A hamartoma is a focal growth that can occur anywhere on the body, but typically in the breasts, on the chest, skin and the brain. Less commonly, hamartomas can be found in eyes, colon and liver. It resembles a neoplasm but in fact it is caused by faulty development in an organ.
Hamartomas can be associated with tuberous sclerosis. If they occur in different organs at the same time, they may indicate a condition called Cowden’s disease. Hamartomas are often benign, but in Cowden’s disease there is an increased risk they may undergo malignant changes. There is a similar condition called Proteus’ syndrome, in which multiple benign hamartomas form throughout the body. This condition, which was fairly obscure for the non-medical public, gained much attention after the movie “The Elephant Man” was released.
As for the incidence, it varies depending on the particular organ where hamartomas are formed. Cowden’s disease is rare and there have been only 120 cases of Proteus’ syndrome reported worldwide. Skin hamartomas are often mistaken for birthmarks while those on internal organs, mainly being asymptomatic, are usually discovered by accident, in tests performed for other reasons.
Hypothalamic hamartoma, located on the brain, near the hypothalamus, is rare and benign brain tumor associated with epilepsy.
Benign breast hamartoma

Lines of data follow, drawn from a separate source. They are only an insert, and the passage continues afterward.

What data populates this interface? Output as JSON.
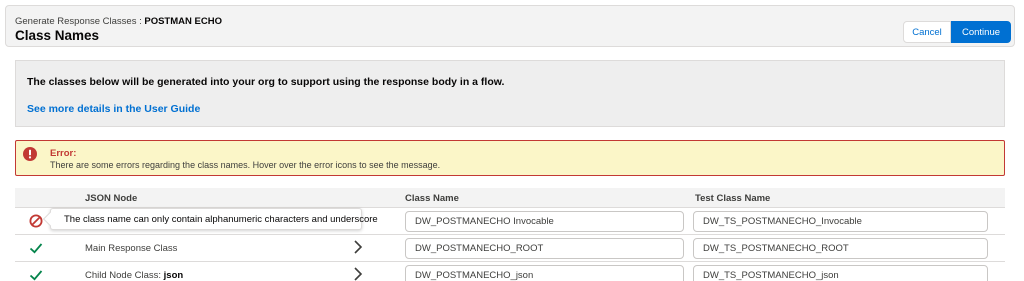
{
  "header": {
    "subtitle_prefix": "Generate Response Classes : ",
    "subtitle_name": "POSTMAN ECHO",
    "title": "Class Names",
    "cancel_label": "Cancel",
    "continue_label": "Continue"
  },
  "info": {
    "message": "The classes below will be generated into your org to support using the response body in a flow.",
    "link_text": "See more details in the User Guide"
  },
  "error": {
    "icon": "error-icon",
    "title": "Error:",
    "message": "There are some errors regarding the class names. Hover over the error icons to see the message."
  },
  "table": {
    "headers": {
      "json_node": "JSON Node",
      "class_name": "Class Name",
      "test_class_name": "Test Class Name"
    },
    "rows": [
      {
        "status": "error",
        "node_label": "",
        "node_bold": "",
        "class_name": "DW_POSTMANECHO Invocable",
        "test_class_name": "DW_TS_POSTMANECHO_Invocable"
      },
      {
        "status": "ok",
        "node_label": "Main Response Class",
        "node_bold": "",
        "class_name": "DW_POSTMANECHO_ROOT",
        "test_class_name": "DW_TS_POSTMANECHO_ROOT"
      },
      {
        "status": "ok",
        "node_label": "Child Node Class: ",
        "node_bold": "json",
        "class_name": "DW_POSTMANECHO_json",
        "test_class_name": "DW_TS_POSTMANECHO_json"
      }
    ]
  },
  "tooltip": {
    "text": "The class name can only contain alphanumeric characters and underscore"
  },
  "colors": {
    "brand": "#0070d2",
    "error": "#c23934",
    "success": "#04844b",
    "warning_bg": "#fbf6c8"
  }
}
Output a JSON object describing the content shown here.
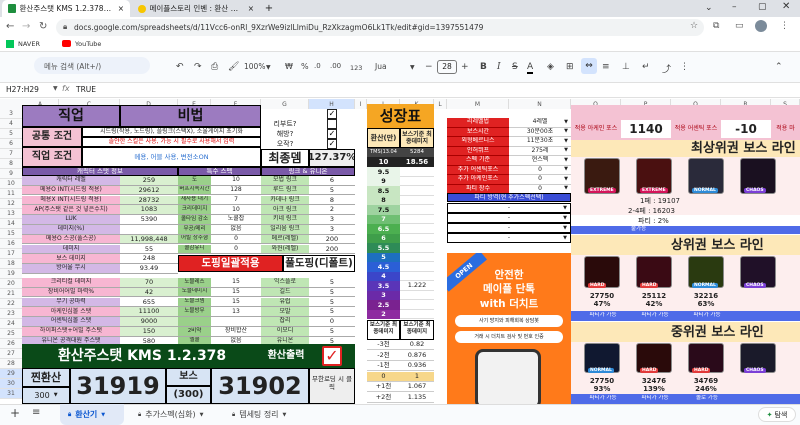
{
  "browser": {
    "tabs": [
      {
        "title": "환산주스탯 KMS 1.2.378의 사본"
      },
      {
        "title": "메이플스토리 인벤 : 환산 주스탯"
      }
    ],
    "url": "docs.google.com/spreadsheets/d/11Vcc6-onRl_9XzrWe9izlLlmiDu_RzXkzagmO6Lk1Tk/edit#gid=1397551479",
    "bookmarks": [
      "NAVER",
      "YouTube"
    ]
  },
  "toolbar": {
    "menu_search": "메뉴 검색 (Alt+/)",
    "zoom": "100%",
    "currency": "₩",
    "percent": "%",
    "decimals_dec": ".0",
    "decimals_inc": ".00",
    "format_num": "123",
    "font": "Jua",
    "font_size": "28"
  },
  "formula": {
    "cellref": "H27:H29",
    "fx": "fx",
    "value": "TRUE"
  },
  "columns": [
    "A",
    "B",
    "C",
    "D",
    "E",
    "F",
    "G",
    "H",
    "I",
    "J",
    "K",
    "L",
    "M",
    "N",
    "O",
    "P",
    "Q",
    "R",
    "S"
  ],
  "rows": [
    "3",
    "4",
    "5",
    "6",
    "7",
    "8",
    "9",
    "10",
    "11",
    "12",
    "13",
    "14",
    "15",
    "16",
    "17",
    "18",
    "19",
    "20",
    "21",
    "22",
    "23",
    "24",
    "25",
    "26",
    "27",
    "28",
    "29",
    "30",
    "31",
    "32",
    "33"
  ],
  "left": {
    "title_a": "직업",
    "title_b": "비법",
    "gongtong": "공통 조건",
    "jikeop": "직업 조건",
    "line1": "시드링(작용, 노드링), 플링크(스택X), 소울게이지 초기화",
    "line2": "솔얀한 스킬은 사용, 가능 시 필수로 사용해서 입력",
    "line3": "메용, 어블 사용, 변전소ON",
    "ribot": "리부트?",
    "haebang": "해방?",
    "ohjak": "오작?",
    "final_dmg": "최종뎀",
    "final_pct": "127.37%",
    "hdr_char": "캐릭터 스탯 정보",
    "hdr_special": "특수 스펙",
    "hdr_link": "링크 & 유니온",
    "stats": [
      {
        "label": "캐릭터 레벨",
        "value": "259",
        "sp": "도",
        "spv": "10",
        "lk": "모법 링크",
        "lkv": "6"
      },
      {
        "label": "메용O INT(시드링 적용)",
        "value": "29612",
        "sp": "버프지속시간",
        "spv": "128",
        "lk": "루드 링크",
        "lkv": "5"
      },
      {
        "label": "메용X INT(시드링 적용)",
        "value": "28732",
        "sp": "재사용 대기",
        "spv": "7",
        "lk": "카데나 링크",
        "lkv": "8"
      },
      {
        "label": "AP(주스탯 같은 것 넣은수치)",
        "value": "1083",
        "sp": "크리데미지",
        "spv": "10",
        "lk": "아크 링크",
        "lkv": "2"
      },
      {
        "label": "LUK",
        "value": "5390",
        "sp": "쿨타임 감소",
        "spv": "노쿨잡",
        "lk": "키네 링크",
        "lkv": "3"
      },
      {
        "label": "데미지(%)",
        "value": "",
        "sp": "무공/메리",
        "spv": "없음",
        "lk": "일리움 링크",
        "lkv": "3"
      },
      {
        "label": "메용O 스공(풀스공)",
        "value": "11,998,448",
        "sp": "어빌 상주형",
        "spv": "0",
        "lk": "메르(레벨)",
        "lkv": "200"
      },
      {
        "label": "데미지",
        "value": "55",
        "sp": "쿨감유니",
        "spv": "0",
        "lk": "와헌(레벨)",
        "lkv": "200"
      },
      {
        "label": "보스 데미지",
        "value": "248",
        "sp": "",
        "spv": "",
        "lk": "",
        "lkv": ""
      },
      {
        "label": "방어율 무시",
        "value": "93.49",
        "sp": "",
        "spv": "",
        "lk": "",
        "lkv": ""
      },
      {
        "label": "크리티컬 데미지",
        "value": "70",
        "sp": "노블레스",
        "spv": "15",
        "lk": "익스플로",
        "lkv": "5"
      },
      {
        "label": "장비어어빌 마력%",
        "value": "42",
        "sp": "노블데미지",
        "spv": "15",
        "lk": "길드",
        "lkv": "5"
      },
      {
        "label": "무기 공마력",
        "value": "655",
        "sp": "노블크뎀",
        "spv": "15",
        "lk": "유럽",
        "lkv": "5"
      },
      {
        "label": "아케인심볼 스탯",
        "value": "11100",
        "sp": "노블방무",
        "spv": "13",
        "lk": "모발",
        "lkv": "5"
      },
      {
        "label": "어센틱심볼 스탯",
        "value": "9000",
        "sp": "",
        "spv": "",
        "lk": "잡리",
        "lkv": "0"
      },
      {
        "label": "하이퍼스탯+어빌 주스탯",
        "value": "150",
        "sp": "2비약",
        "spv": "장비합산",
        "lk": "이모디",
        "lkv": "5"
      },
      {
        "label": "유니온 공격대원 주스탯",
        "value": "580",
        "sp": "엘쿨",
        "spv": "없음",
        "lk": "유니온",
        "lkv": "5"
      }
    ],
    "banner1": "도핑일괄적용",
    "banner2": "풀도핑(디폴트)",
    "bottom_title": "환산주스탯 KMS 1.2.378",
    "bottom_btn": "환산출력",
    "lbl_real": "찐환산",
    "val_300": "300",
    "boss_lbl": "보스",
    "boss_300": "(300)",
    "total1": "31919",
    "total2": "31902",
    "nocool": "무한로딩 시 클릭"
  },
  "mid": {
    "title": "성장표",
    "col1": "환산(만)",
    "col2": "보스기준 최종데미지",
    "tms": "TMS(13.04",
    "tms2": "5284",
    "tms_b": "10",
    "tms_b2": "18.56",
    "levels": [
      "9.5",
      "9",
      "8.5",
      "8",
      "7.5",
      "7",
      "6.5",
      "6",
      "5.5",
      "5",
      "4.5",
      "4",
      "3.5",
      "3",
      "2.5",
      "2"
    ],
    "lvl_vals": [
      "",
      "",
      "",
      "",
      "",
      "",
      "",
      "",
      "",
      "",
      "",
      "",
      "1.222",
      "",
      "",
      ""
    ],
    "bot_hdr1": "보스기준 최종데미지",
    "bot_rows": [
      {
        "k": "-3천",
        "v": "0.82"
      },
      {
        "k": "-2천",
        "v": "0.876"
      },
      {
        "k": "-1천",
        "v": "0.936"
      },
      {
        "k": "0",
        "v": "1"
      },
      {
        "k": "+1천",
        "v": "1.067"
      },
      {
        "k": "+2천",
        "v": "1.135"
      }
    ]
  },
  "right": {
    "settings": [
      {
        "k": "리레벨법",
        "v": "4레벨"
      },
      {
        "k": "보스시간",
        "v": "30분00초"
      },
      {
        "k": "외형베르니스",
        "v": "11분30초"
      },
      {
        "k": "인허뷔프",
        "v": "275레"
      },
      {
        "k": "스펙 기준",
        "v": "현스펙"
      },
      {
        "k": "추가 어센틱포스",
        "v": "0"
      },
      {
        "k": "추가 아케인포스",
        "v": "0"
      },
      {
        "k": "파티 장수",
        "v": "0"
      }
    ],
    "party_hdr": "파티 방역(현 추가스펙선택)",
    "arcane_lbl": "적용 아케인 포스",
    "arcane_val": "1140",
    "asc_lbl": "적용 어센틱 포스",
    "asc_val": "-10",
    "ajin_lbl": "적용 마",
    "header_top": "캐릭터 정보 ... 최신 보스",
    "sec1": "최상위권 보스 라인",
    "sec1_info1": "1페 : 19107",
    "sec1_info2": "2-4페 : 16203",
    "sec1_info3": "파티 : 2%",
    "sec1_note": "불가능",
    "sec2": "상위권 보스 라인",
    "sec2_vals": [
      "27750",
      "25112",
      "32216"
    ],
    "sec2_pcts": [
      "47%",
      "42%",
      "63%"
    ],
    "sec2_status": [
      "파티가 가능",
      "파티가 가능",
      "파티가 가능"
    ],
    "sec3": "중위권 보스 라인",
    "sec3_vals": [
      "27750",
      "32476",
      "34769"
    ],
    "sec3_pcts": [
      "93%",
      "139%",
      "246%"
    ],
    "sec3_status": [
      "파티가 가능",
      "파티가 가능",
      "솔로 가능"
    ],
    "boss_tags": [
      "EXTREME",
      "EXTREME",
      "NORMAL",
      "CHAOS",
      "HARD",
      "HARD",
      "NORMAL",
      "CHAOS",
      "NORMAL",
      "HARD",
      "HARD",
      "CHAOS"
    ]
  },
  "ad": {
    "open": "OPEN",
    "line1": "안전한",
    "line2": "메이플 단톡",
    "line3": "with 더치트",
    "sub1": "사기 방지와 피해회복 상담봇",
    "sub2": "거래 시 더치트 검사 및 번호 인증"
  },
  "sheets": [
    {
      "name": "환산기"
    },
    {
      "name": "추가스펙(심화)"
    },
    {
      "name": "템세팅 정리"
    }
  ],
  "explore": "탐색",
  "colors": {
    "purple": "#8d6bb1",
    "blue_hdr": "#5b6fd6",
    "green": "#2e8b57",
    "red": "#e02222",
    "darkgreen": "#0a4a18"
  }
}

Breast hamartomas are rare and they comprise of benign lesions in the breasts, made of a combination of fat, glandular and fibrous tissues. They are mostly found in women older than 35 and they are generally asymptomatic, although they can be easily detected through palpitation in a breast exam. Any lesion in the breast should be examined because when they are palpated they can easily be confused. Hamartomas are usually diagnosed through a mammogram or an ultrasound and in some cases needle aspiration is done to determine the nature and the density of the growth.

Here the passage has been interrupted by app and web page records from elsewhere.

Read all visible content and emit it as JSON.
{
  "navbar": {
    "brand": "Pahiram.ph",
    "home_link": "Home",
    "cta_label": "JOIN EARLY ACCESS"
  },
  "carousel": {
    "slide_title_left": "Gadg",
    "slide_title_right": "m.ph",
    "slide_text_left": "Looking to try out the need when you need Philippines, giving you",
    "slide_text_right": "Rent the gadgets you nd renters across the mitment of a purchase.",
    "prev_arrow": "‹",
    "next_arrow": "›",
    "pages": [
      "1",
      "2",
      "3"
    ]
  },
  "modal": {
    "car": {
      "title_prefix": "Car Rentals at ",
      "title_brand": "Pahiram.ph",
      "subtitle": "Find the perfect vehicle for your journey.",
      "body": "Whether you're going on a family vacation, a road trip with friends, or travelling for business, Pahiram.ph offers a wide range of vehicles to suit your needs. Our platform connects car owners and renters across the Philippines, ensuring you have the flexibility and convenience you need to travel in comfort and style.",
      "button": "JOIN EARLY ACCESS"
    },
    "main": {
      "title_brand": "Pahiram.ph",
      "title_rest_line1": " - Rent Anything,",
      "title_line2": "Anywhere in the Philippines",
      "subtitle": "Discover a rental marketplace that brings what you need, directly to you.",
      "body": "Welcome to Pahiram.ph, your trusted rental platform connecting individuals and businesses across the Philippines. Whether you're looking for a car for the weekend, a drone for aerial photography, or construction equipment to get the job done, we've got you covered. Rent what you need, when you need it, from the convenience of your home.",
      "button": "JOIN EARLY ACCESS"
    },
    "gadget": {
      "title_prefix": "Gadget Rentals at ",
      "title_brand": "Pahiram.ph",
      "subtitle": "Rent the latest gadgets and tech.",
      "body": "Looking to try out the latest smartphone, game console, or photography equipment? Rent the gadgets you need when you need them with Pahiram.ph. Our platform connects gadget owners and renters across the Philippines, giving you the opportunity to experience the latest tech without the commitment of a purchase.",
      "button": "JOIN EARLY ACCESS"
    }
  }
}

Breast hamartomas sized 0.7 inches or less are considered normal and those of two inches or more are classified as large. These lesions are considered benign, and if they are small and not growing, they can be left untreated. However, it is believed that occurrence of hamartomas increases the risk of developing breast cancer, which is why women diagnosed with hamartomas are advised to do self-exam of the breasts on regular basis and to have regular check-ups.

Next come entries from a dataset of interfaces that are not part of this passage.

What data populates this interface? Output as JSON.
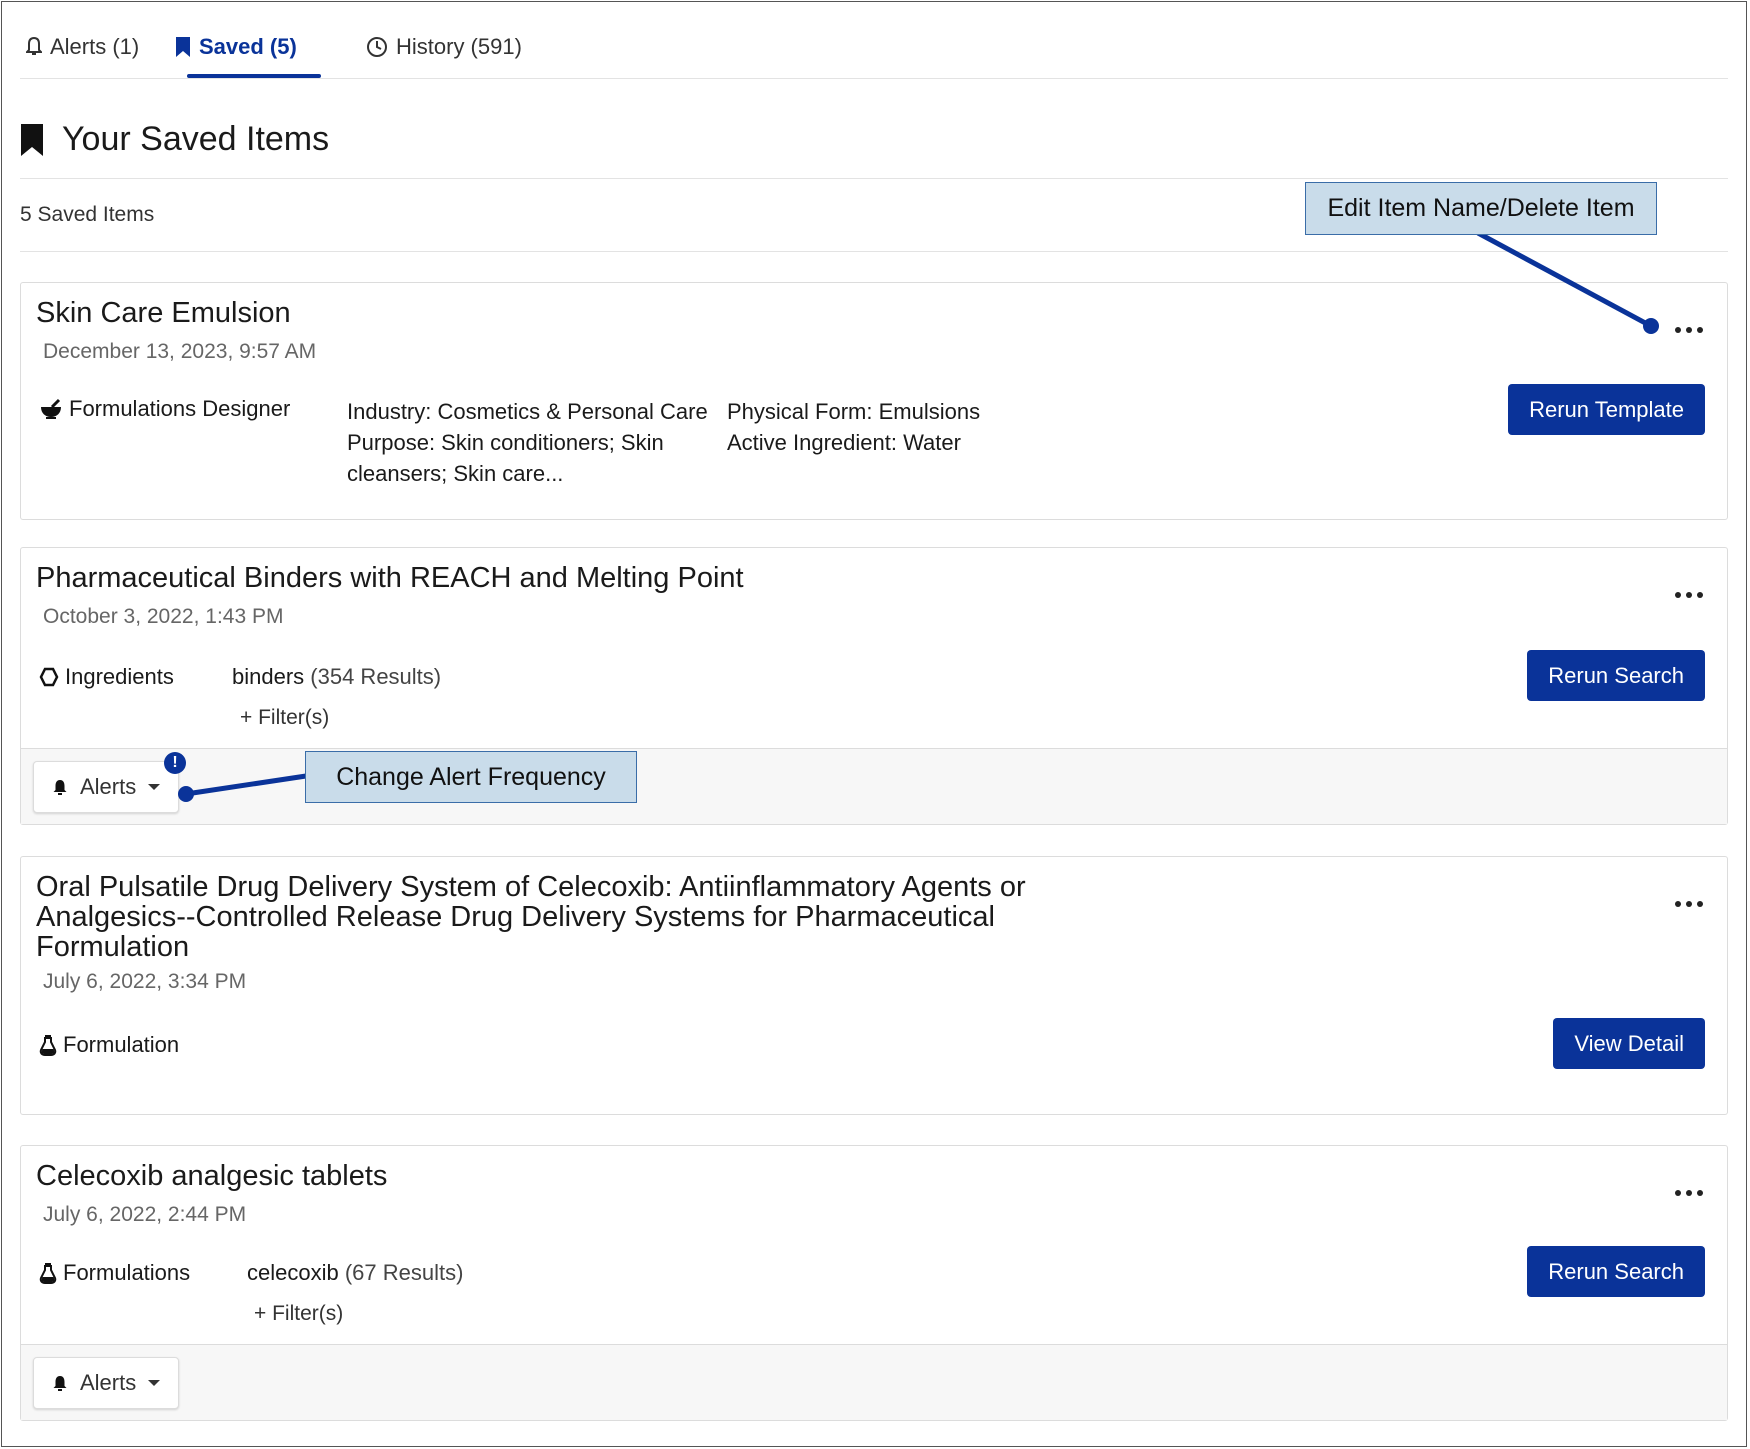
{
  "tabs": [
    {
      "label": "Alerts (1)",
      "icon": "bell-outline-icon"
    },
    {
      "label": "Saved (5)",
      "icon": "bookmark-icon",
      "active": true
    },
    {
      "label": "History (591)",
      "icon": "clock-icon"
    }
  ],
  "page": {
    "title": "Your Saved Items",
    "count": "5 Saved Items"
  },
  "callouts": {
    "edit": "Edit Item Name/Delete Item",
    "alert": "Change Alert Frequency"
  },
  "items": [
    {
      "title": "Skin Care Emulsion",
      "date": "December 13, 2023, 9:57 AM",
      "type": "Formulations Designer",
      "criteria_left": [
        "Industry: Cosmetics & Personal Care",
        "Purpose: Skin conditioners; Skin",
        "cleansers; Skin care..."
      ],
      "criteria_right": [
        "Physical Form: Emulsions",
        "Active Ingredient: Water"
      ],
      "action": "Rerun Template"
    },
    {
      "title": "Pharmaceutical Binders with REACH and Melting Point",
      "date": "October 3, 2022, 1:43 PM",
      "type": "Ingredients",
      "query": "binders",
      "results": "(354 Results)",
      "filters": "+ Filter(s)",
      "action": "Rerun Search",
      "alerts_label": "Alerts",
      "alert_badge": "!"
    },
    {
      "title_lines": [
        "Oral Pulsatile Drug Delivery System of Celecoxib: Antiinflammatory Agents or",
        "Analgesics--Controlled Release Drug Delivery Systems for Pharmaceutical",
        "Formulation"
      ],
      "date": "July 6, 2022, 3:34 PM",
      "type": "Formulation",
      "action": "View Detail"
    },
    {
      "title": "Celecoxib analgesic tablets",
      "date": "July 6, 2022, 2:44 PM",
      "type": "Formulations",
      "query": "celecoxib",
      "results": "(67 Results)",
      "filters": "+ Filter(s)",
      "action": "Rerun Search",
      "alerts_label": "Alerts"
    }
  ],
  "colors": {
    "accent": "#0a3399",
    "callout_bg": "#c9dcea"
  }
}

Surgical removal is indicated in cases where the tests show abnormalities regarding hamartomas, such as increased growth or cell activity, or in cases where the growth alters the shape of the breast. The surgical procedure for removal of a hamartoma is called lumpectomy.